US data shows ice at the smallest size ever recorded in winter since observations began in 1979.
by Al Jazeera
Arctic sea ice reached its lowest winter point ever recorded, US data has shown, raising concerns about faster ice melt and rising seas due to global warming.
Data released by the US National Snow and Ice Data Centre (NSIDC) on Thursday said that the maximum annual extent of sea ice observed this year was 14.5 million square kilometres on February 25.
“This year’s maximum ice extent was the lowest in the satellite record, with below-average ice conditions everywhere except in the Labrador Sea and Davis Strait,” the NSIDC said in a statement.
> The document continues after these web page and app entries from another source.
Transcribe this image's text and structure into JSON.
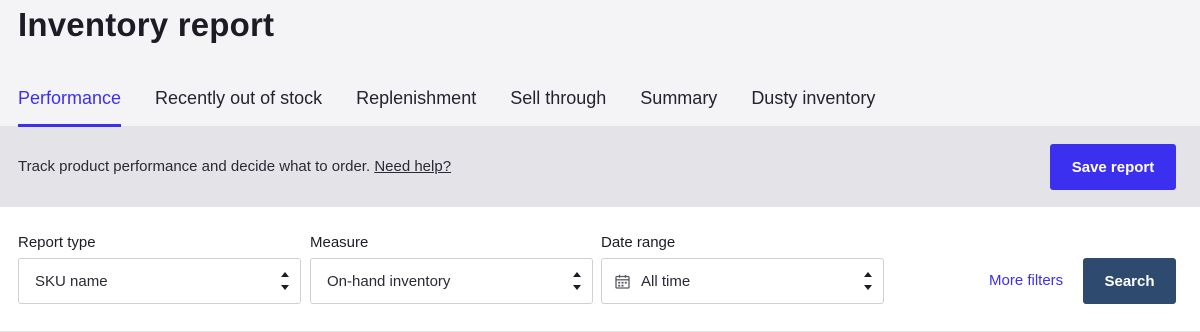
{
  "header": {
    "title": "Inventory report",
    "tabs": [
      {
        "label": "Performance",
        "active": true
      },
      {
        "label": "Recently out of stock",
        "active": false
      },
      {
        "label": "Replenishment",
        "active": false
      },
      {
        "label": "Sell through",
        "active": false
      },
      {
        "label": "Summary",
        "active": false
      },
      {
        "label": "Dusty inventory",
        "active": false
      }
    ]
  },
  "banner": {
    "description": "Track product performance and decide what to order.",
    "help_link": "Need help?",
    "save_label": "Save report"
  },
  "filters": {
    "report_type": {
      "label": "Report type",
      "value": "SKU name"
    },
    "measure": {
      "label": "Measure",
      "value": "On-hand inventory"
    },
    "date_range": {
      "label": "Date range",
      "value": "All time"
    },
    "more_filters_label": "More filters",
    "search_label": "Search"
  },
  "colors": {
    "accent": "#3b2ff0",
    "search_button": "#2e4a6e",
    "header_bg": "#f4f3f6",
    "banner_bg": "#e4e3e8"
  },
  "icons": {
    "select_arrows": "sort-arrows-icon",
    "calendar": "calendar-icon"
  }
}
This is the lowest ever recorded since satellite observations began in the 1979. The ice was 1.1 million square kilometres smaller than the 1981-2010 average, and 130,017 square kilometres below the previous lowest maximum in 2011.
The UN’s panel of climate scientists links the long-term shrinkage of the ice – which has reduced by 3.8 percent per decade since 1979 – to global warming and says Arctic summertime sea ice could vanish in the second half of the century.
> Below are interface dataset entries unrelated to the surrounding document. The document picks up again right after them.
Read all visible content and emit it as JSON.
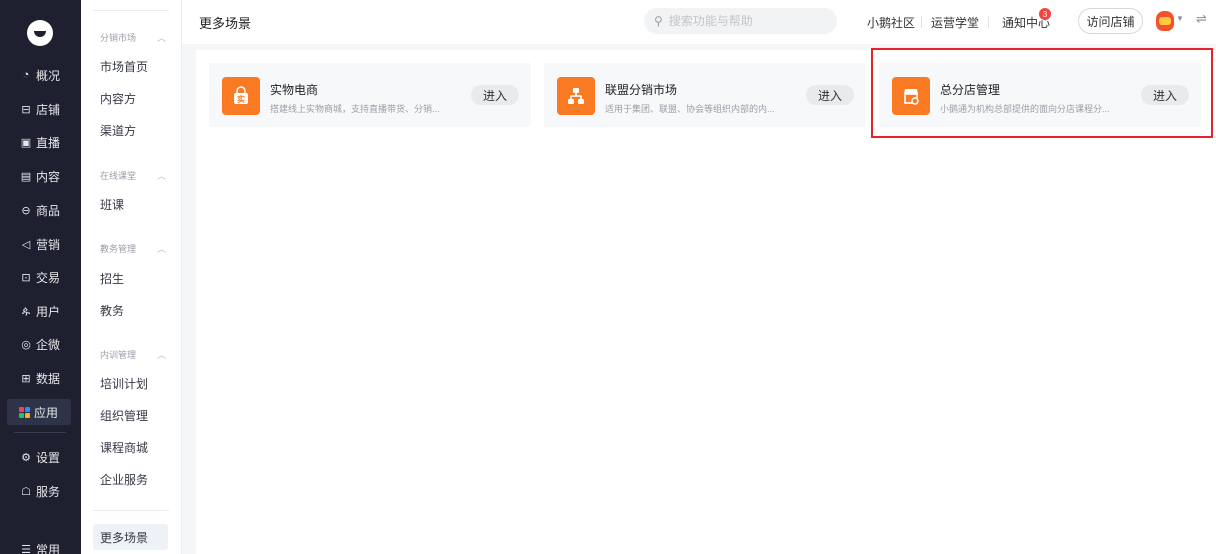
{
  "nav_primary": [
    {
      "label": "概况",
      "icon": "pie-chart-icon"
    },
    {
      "label": "店铺",
      "icon": "store-icon"
    },
    {
      "label": "直播",
      "icon": "live-icon"
    },
    {
      "label": "内容",
      "icon": "document-icon"
    },
    {
      "label": "商品",
      "icon": "box-icon"
    },
    {
      "label": "营销",
      "icon": "megaphone-icon"
    },
    {
      "label": "交易",
      "icon": "receipt-icon"
    },
    {
      "label": "用户",
      "icon": "user-icon"
    },
    {
      "label": "企微",
      "icon": "chat-icon"
    },
    {
      "label": "数据",
      "icon": "data-icon"
    },
    {
      "label": "应用",
      "icon": "apps-icon",
      "active": true
    },
    {
      "label": "设置",
      "icon": "gear-icon"
    },
    {
      "label": "服务",
      "icon": "service-icon"
    },
    {
      "label": "常用",
      "icon": "menu-icon"
    }
  ],
  "nav_secondary": {
    "groups": [
      {
        "title": "分销市场",
        "items": [
          "市场首页",
          "内容方",
          "渠道方"
        ]
      },
      {
        "title": "在线课堂",
        "items": [
          "班课"
        ]
      },
      {
        "title": "教务管理",
        "items": [
          "招生",
          "教务"
        ]
      },
      {
        "title": "内训管理",
        "items": [
          "培训计划",
          "组织管理",
          "课程商城",
          "企业服务"
        ]
      }
    ],
    "active_item": "更多场景"
  },
  "header": {
    "title": "更多场景",
    "search_placeholder": "搜索功能与帮助",
    "links": [
      "小鹅社区",
      "运营学堂",
      "通知中心"
    ],
    "notification_count": "3",
    "visit_store_label": "访问店铺"
  },
  "cards": [
    {
      "title": "实物电商",
      "desc": "搭建线上实物商城，支持直播带货、分销...",
      "enter": "进入",
      "icon": "shopping-bag-icon"
    },
    {
      "title": "联盟分销市场",
      "desc": "适用于集团、联盟、协会等组织内部的内...",
      "enter": "进入",
      "icon": "network-icon"
    },
    {
      "title": "总分店管理",
      "desc": "小鹅通为机构总部提供的面向分店课程分...",
      "enter": "进入",
      "icon": "storefront-icon"
    }
  ],
  "colors": {
    "sidebar_bg": "#1e2030",
    "card_icon": "#fa7a24",
    "highlight": "#e3232d",
    "badge": "#f5433f"
  }
}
But the NSIDC also said that a late season surge in ice was still possible. A detailed analysis of the winter sea ice from 2014 to 2015 is due to be released in early April.
‘Wake up call’
The World Wildlife Fund (WWF) said the loss of sea ice means trouble for a vast web of life that depends on it, from polar bears to marine creatures.
“Today’s chilling news from the Arctic should be a wake up call for all of us,” said Samantha Smith, leader of the WWF Global Climate and Energy Initiative.
“Climate change won’t stop at the Arctic Circle. Unless we make dramatic cuts in polluting gases, we will end up with a climate that is unrecognisable, unpredictable and damaging for natural systems and people.”
With the return of the sun to the Arctic after months of winter darkness, the ice shrinks to a minimum in September.
The UN’s World Meteorological Organisation says 2014 was the warmest year since records began in the 19th century. Almost 200 nations have agreed to work out a deal in December in Paris to slow down global warming.